Petitioner is a state prisoner proceeding pro se with a petition for a writ of habeas corpus pursuant to 28 U.S.C. § 2254. Petitioner challenges a 2009 prison disciplinary conviction for battery on an inmate causing serious injury. Petitioner claims there was insufficient evidence to support the conviction and that he was denied a fair hearing when the assigned investigative employee failed to ask three correctional officers questions presented by petitioner.
By order filed May 7, 2010, this court set a briefing schedule on petitioner's application. Pursuant to that order, respondent's answer was due within forty-five days, and petitioner's traverse was due thirty days thereafter. Respondent timely filed an answer on June 21, 2010. No traverse was filed in this action within the thirty day period thereafter. On March 12, 2012, this court issued findings and recommendations based on review of the petition, the answer, and all exhibits filed theretofore. On March 26, 2012, petitioner filed objections to the findings and recommendations.
On April 17, 2012, the court received petitioner's traverse in mail from California State Prison-Sacramento (CSP-Sacramento). The traverse was accompanied by a letter from the Warden noting that it had "recently" come to his attention that the traverse had not been delivered to the court. The traverse was delivered to prison officials for mailing on or about July 8, 2010 and mail metered on July 12, 2010. No further explanation for the delay has been provided. On April 23, 2012, petitioner filed notice that he had been informed of the foregoing and he requested a "rehearing" on his petition. Good cause appearing, the findings and recommendations filed March 12, 2012 will be vacated and the court will issue revised findings and recommendations based on review of the petition, the answer, the traverse, and relevant exhibits.
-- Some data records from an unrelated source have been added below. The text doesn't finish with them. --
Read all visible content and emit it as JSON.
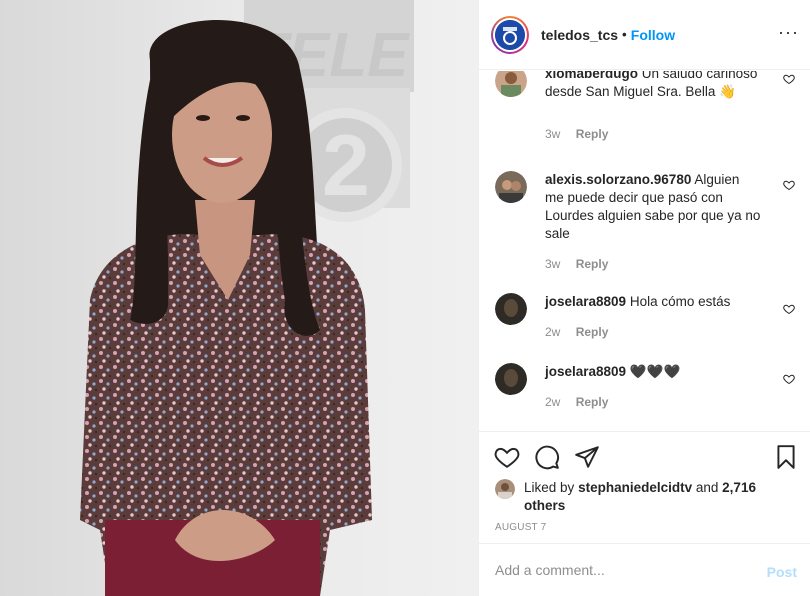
{
  "header": {
    "username": "teledos_tcs",
    "separator": "•",
    "follow_label": "Follow",
    "more_icon": "more-options-icon"
  },
  "photo": {
    "sign_text": "TELE",
    "sign_number": "2"
  },
  "comments": [
    {
      "username": "xiomaberdugo",
      "text": "Un saludo cariñoso desde San Miguel Sra. Bella 👋",
      "time": "3w",
      "reply_label": "Reply"
    },
    {
      "username": "alexis.solorzano.96780",
      "text": "Alguien me puede decir que pasó con Lourdes alguien sabe por que ya no sale",
      "time": "3w",
      "reply_label": "Reply"
    },
    {
      "username": "joselara8809",
      "text": "Hola cómo estás",
      "time": "2w",
      "reply_label": "Reply"
    },
    {
      "username": "joselara8809",
      "text": "🖤🖤🖤",
      "time": "2w",
      "reply_label": "Reply"
    }
  ],
  "likes": {
    "prefix": "Liked by",
    "username": "stephaniedelcidtv",
    "conjunction": "and",
    "others": "2,716 others"
  },
  "date": "AUGUST 7",
  "add_comment": {
    "placeholder": "Add a comment...",
    "post_label": "Post"
  },
  "colors": {
    "accent": "#0095f6",
    "post_disabled": "#b2dffc",
    "muted": "#8e8e8e",
    "border": "#efefef"
  }
}
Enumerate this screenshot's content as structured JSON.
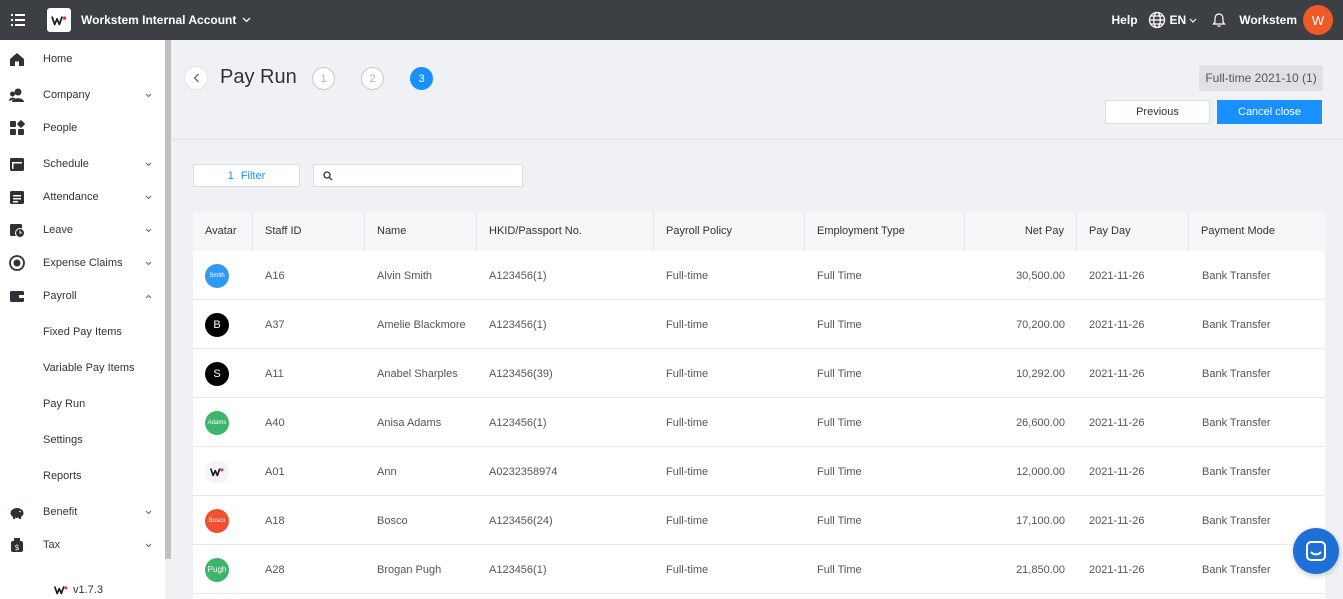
{
  "topbar": {
    "account_name": "Workstem Internal Account",
    "help": "Help",
    "language": "EN",
    "username": "Workstem",
    "user_initial": "W",
    "avatar_color": "#f05a28"
  },
  "sidebar": {
    "items": [
      {
        "label": "Home"
      },
      {
        "label": "Company"
      },
      {
        "label": "People"
      },
      {
        "label": "Schedule"
      },
      {
        "label": "Attendance"
      },
      {
        "label": "Leave"
      },
      {
        "label": "Expense Claims"
      },
      {
        "label": "Payroll"
      },
      {
        "label": "Fixed Pay Items"
      },
      {
        "label": "Variable Pay Items"
      },
      {
        "label": "Pay Run"
      },
      {
        "label": "Settings"
      },
      {
        "label": "Reports"
      },
      {
        "label": "Benefit"
      },
      {
        "label": "Tax"
      }
    ],
    "version": "v1.7.3"
  },
  "header": {
    "title": "Pay Run",
    "steps": [
      "1",
      "2",
      "3"
    ],
    "active_step": "3",
    "period": "Full-time 2021-10 (1)",
    "previous_label": "Previous",
    "cancel_close_label": "Cancel close"
  },
  "filter": {
    "count": "1",
    "label": "Filter",
    "search_placeholder": ""
  },
  "table": {
    "columns": [
      "Avatar",
      "Staff ID",
      "Name",
      "HKID/Passport No.",
      "Payroll Policy",
      "Employment Type",
      "Net Pay",
      "Pay Day",
      "Payment Mode"
    ],
    "rows": [
      {
        "avatar_text": "Smith",
        "avatar_color": "#2e9bf0",
        "staff_id": "A16",
        "name": "Alvin Smith",
        "hkid": "A123456(1)",
        "policy": "Full-time",
        "employment": "Full Time",
        "net_pay": "30,500.00",
        "pay_day": "2021-11-26",
        "mode": "Bank Transfer"
      },
      {
        "avatar_text": "B",
        "avatar_color": "#000000",
        "staff_id": "A37",
        "name": "Amelie Blackmore",
        "hkid": "A123456(1)",
        "policy": "Full-time",
        "employment": "Full Time",
        "net_pay": "70,200.00",
        "pay_day": "2021-11-26",
        "mode": "Bank Transfer"
      },
      {
        "avatar_text": "S",
        "avatar_color": "#000000",
        "staff_id": "A11",
        "name": "Anabel Sharples",
        "hkid": "A123456(39)",
        "policy": "Full-time",
        "employment": "Full Time",
        "net_pay": "10,292.00",
        "pay_day": "2021-11-26",
        "mode": "Bank Transfer"
      },
      {
        "avatar_text": "Adams",
        "avatar_color": "#3fb56b",
        "staff_id": "A40",
        "name": "Anisa Adams",
        "hkid": "A123456(1)",
        "policy": "Full-time",
        "employment": "Full Time",
        "net_pay": "26,600.00",
        "pay_day": "2021-11-26",
        "mode": "Bank Transfer"
      },
      {
        "avatar_text": "",
        "avatar_color": "#f4f4f6",
        "staff_id": "A01",
        "name": "Ann",
        "hkid": "A0232358974",
        "policy": "Full-time",
        "employment": "Full Time",
        "net_pay": "12,000.00",
        "pay_day": "2021-11-26",
        "mode": "Bank Transfer"
      },
      {
        "avatar_text": "Bosco",
        "avatar_color": "#f0502e",
        "staff_id": "A18",
        "name": "Bosco",
        "hkid": "A123456(24)",
        "policy": "Full-time",
        "employment": "Full Time",
        "net_pay": "17,100.00",
        "pay_day": "2021-11-26",
        "mode": "Bank Transfer"
      },
      {
        "avatar_text": "Pugh",
        "avatar_color": "#3fb56b",
        "staff_id": "A28",
        "name": "Brogan Pugh",
        "hkid": "A123456(1)",
        "policy": "Full-time",
        "employment": "Full Time",
        "net_pay": "21,850.00",
        "pay_day": "2021-11-26",
        "mode": "Bank Transfer"
      }
    ]
  },
  "colors": {
    "primary": "#1890ff",
    "topbar": "#3c3f44"
  }
}
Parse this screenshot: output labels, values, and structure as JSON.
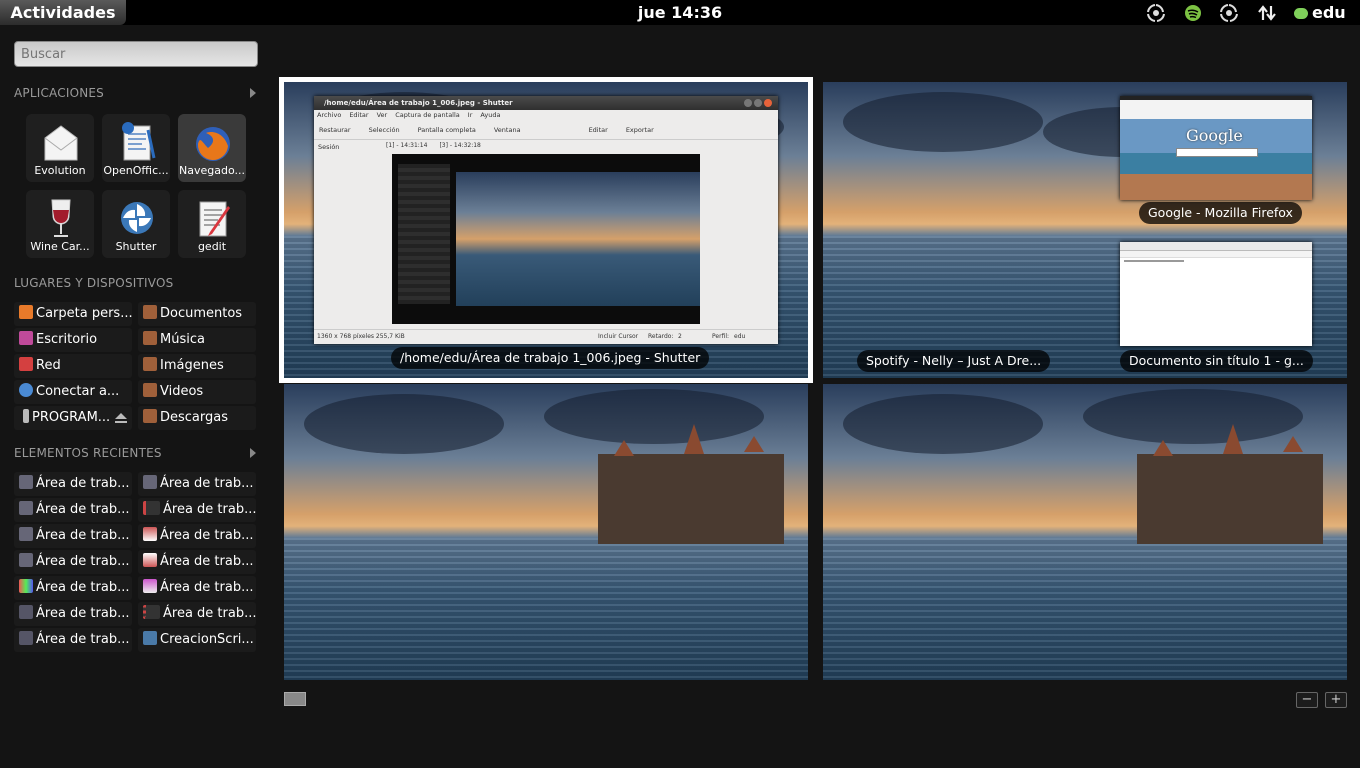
{
  "topbar": {
    "activities": "Actividades",
    "clock": "jue 14:36",
    "user": "edu",
    "tray_icons": [
      "shutter-icon",
      "spotify-icon",
      "shutter-icon",
      "network-icon",
      "chat-icon"
    ]
  },
  "search": {
    "placeholder": "Buscar"
  },
  "applications": {
    "title": "APLICACIONES",
    "items": [
      {
        "label": "Evolution",
        "icon": "evolution-icon"
      },
      {
        "label": "OpenOffic...",
        "icon": "openoffice-icon"
      },
      {
        "label": "Navegado...",
        "icon": "firefox-icon"
      },
      {
        "label": "Wine Car...",
        "icon": "wine-icon"
      },
      {
        "label": "Shutter",
        "icon": "shutter-icon"
      },
      {
        "label": "gedit",
        "icon": "gedit-icon"
      }
    ]
  },
  "places": {
    "title": "LUGARES Y DISPOSITIVOS",
    "left": [
      "Carpeta pers...",
      "Escritorio",
      "Red",
      "Conectar a...",
      "PROGRAM..."
    ],
    "right": [
      "Documentos",
      "Música",
      "Imágenes",
      "Videos",
      "Descargas"
    ]
  },
  "recent": {
    "title": "ELEMENTOS RECIENTES",
    "left": [
      "Área de trab...",
      "Área de trab...",
      "Área de trab...",
      "Área de trab...",
      "Área de trab...",
      "Área de trab...",
      "Área de trab..."
    ],
    "right": [
      "Área de trab...",
      "Área de trab...",
      "Área de trab...",
      "Área de trab...",
      "Área de trab...",
      "Área de trab...",
      "CreacionScri..."
    ]
  },
  "workspaces": {
    "ws1_window": "/home/edu/Área de trabajo 1_006.jpeg - Shutter",
    "ws2_windows": [
      "Google - Mozilla Firefox",
      "Spotify - Nelly – Just A Dre...",
      "Documento sin título 1 - g..."
    ],
    "shutter_thumb": {
      "title": "/home/edu/Área de trabajo 1_006.jpeg - Shutter",
      "menu": [
        "Archivo",
        "Editar",
        "Ver",
        "Captura de pantalla",
        "Ir",
        "Ayuda"
      ],
      "toolbar": [
        "Restaurar",
        "Selección",
        "Pantalla completa",
        "Ventana",
        "Editar",
        "Exportar"
      ],
      "session": "Sesión",
      "tabs": [
        "[1] - 14:31:14",
        "[3] - 14:32:18"
      ],
      "status": "1360 x 768 píxeles  255,7 KiB",
      "cursor": "Incluir Cursor",
      "delay": "Retardo:",
      "delay_value": "2",
      "profile": "Perfil:",
      "profile_value": "edu"
    },
    "google_text": "Google"
  },
  "zoom": {
    "minus": "−",
    "plus": "+"
  },
  "colors": {
    "selection": "#ffffff",
    "accent": "#7fd05a"
  }
}
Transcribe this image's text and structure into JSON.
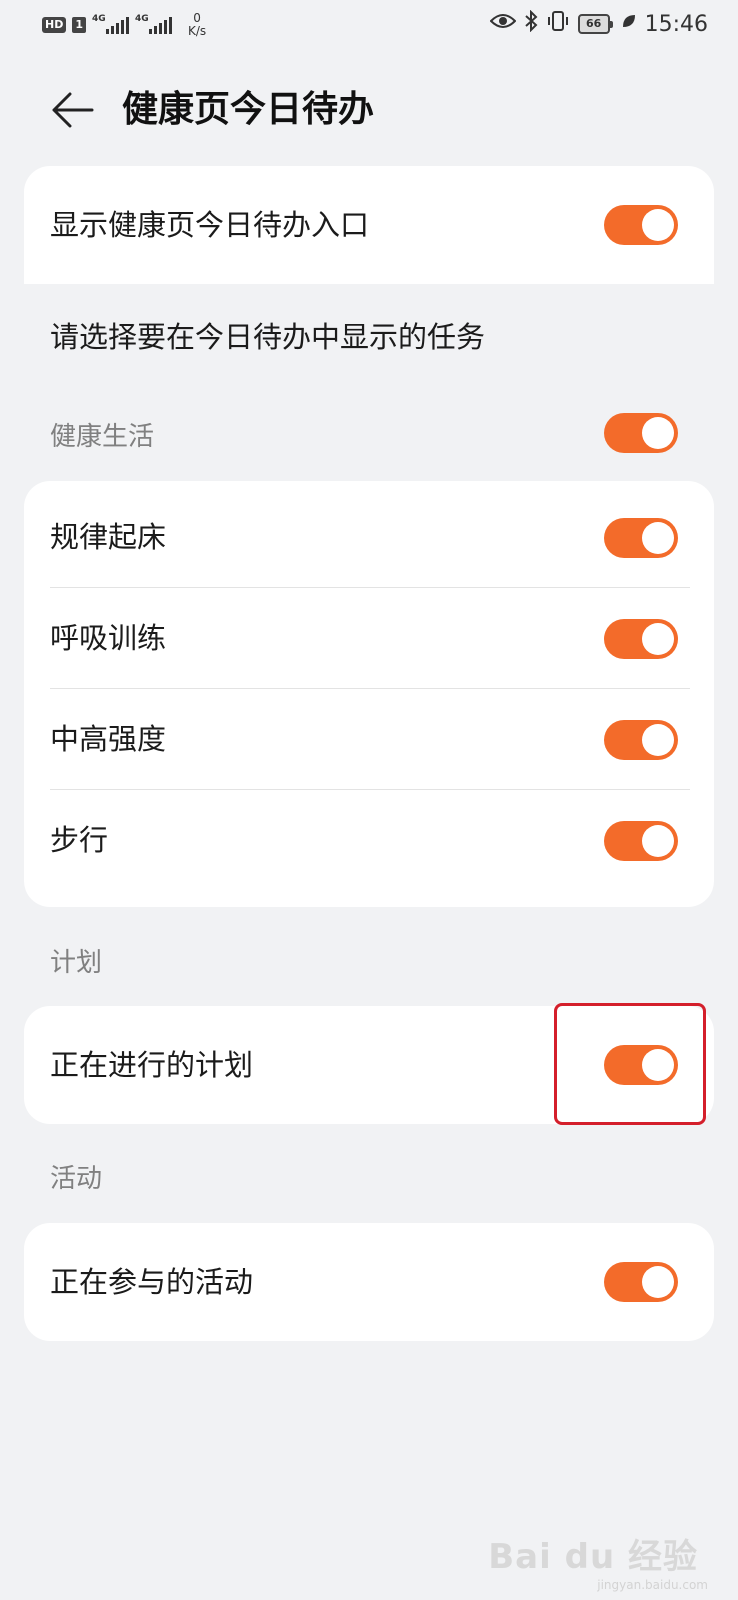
{
  "status_bar": {
    "hd_badge": "HD",
    "sim_badge": "1",
    "signal1_label": "4G",
    "signal2_label": "4G",
    "speed_value": "0",
    "speed_unit": "K/s",
    "battery_level": "66",
    "time": "15:46"
  },
  "header": {
    "back_icon": "arrow-left-icon",
    "title": "健康页今日待办"
  },
  "entry_card": {
    "label": "显示健康页今日待办入口",
    "on": true
  },
  "select_prompt": "请选择要在今日待办中显示的任务",
  "health_section": {
    "label": "健康生活",
    "on": true,
    "items": [
      {
        "label": "规律起床",
        "on": true
      },
      {
        "label": "呼吸训练",
        "on": true
      },
      {
        "label": "中高强度",
        "on": true
      },
      {
        "label": "步行",
        "on": true
      }
    ]
  },
  "plan_section": {
    "label": "计划",
    "item": {
      "label": "正在进行的计划",
      "on": true
    }
  },
  "activity_section": {
    "label": "活动",
    "item": {
      "label": "正在参与的活动",
      "on": true
    }
  },
  "watermark": {
    "text": "Bai du 经验",
    "sub": "jingyan.baidu.com"
  },
  "colors": {
    "accent": "#f36b2a",
    "highlight_box": "#d41f2b",
    "background": "#f1f2f4"
  }
}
Petitioner was charged with battery on an inmate with a weapon following an incident that occurred on September 2, 2008 on the C-Facility Yard at California State Prison-Sacramento (CSP-Sacramento). Respondent's Ex. 2 at Ex. D. A Classification Staff Representative ordered the disciplinary reheard. Respondent's Ex. 2 at Ex. C. The rehearing occurred on February 25, 2009, and petitioner was found guilty of the charge of battery on an inmate causing serious injury. Id. He was assessed 360 days loss of credits. Id. Petitioner filed an administrative grievance claiming, inter alia, insufficient evidence to support the conviction and inadequate assistance by the assigned investigative employee. Id. Petitioner's appeal was denied at each level at which it was reviewed in the administrative process. See Respondent's Ex. 2 at Ex. A.
Petitioner's request for habeas corpus relief in the California courts was also denied at each level of the state court system. See Respondent's Exs. 3, 6 and 7. The last reasoned rejection of his claims is the decision of the Sacramento County Superior Court. See id.
I. Standards for a Writ of Habeas Corpus
Federal habeas corpus relief is not available for any claim decided on the merits in state court proceedings unless the state court's adjudication of the claim:
(1) resulted in a decision that was contrary to, or involved an unreasonable application of, clearly established Federal law, as determined by the Supreme Court of the United States; or
(2) resulted in a decision that was based on an unreasonable determination of the facts in light of the evidence presented in the State court proceeding.
Under section 2254(d)(1), a state court decision is "contrary to" clearly established United States Supreme Court precedents if it applies a rule that contradicts the governing law set forth in Supreme Court cases, or if it confronts a set of facts that are materially indistinguishable from a decision of the Supreme Court and nevertheless arrives at different result. Early v. Packer, 537 U.S. 3, 7 (2002) (citing Williams v. Taylor, 529 U.S. 362, 405-406 (2000)).
Under the "unreasonable application" clause of section 2254(d)(1), a federal habeas court may grant the writ if the state court identifies the correct governing legal principle from the Supreme Court's decisions, but unreasonably applies that principle to the facts of the prisoner's case. Williams, 529 U.S. at 413. A federal habeas court "may not issue the writ simply because that court concludes in its independent judgment that the relevant state-court decision applied clearly established federal law erroneously or incorrectly. Rather, that application must also be unreasonable." Id. at 412; see also Lockyer v. Andrade, 538 U.S. 63, 75 (2003) (internal citations ...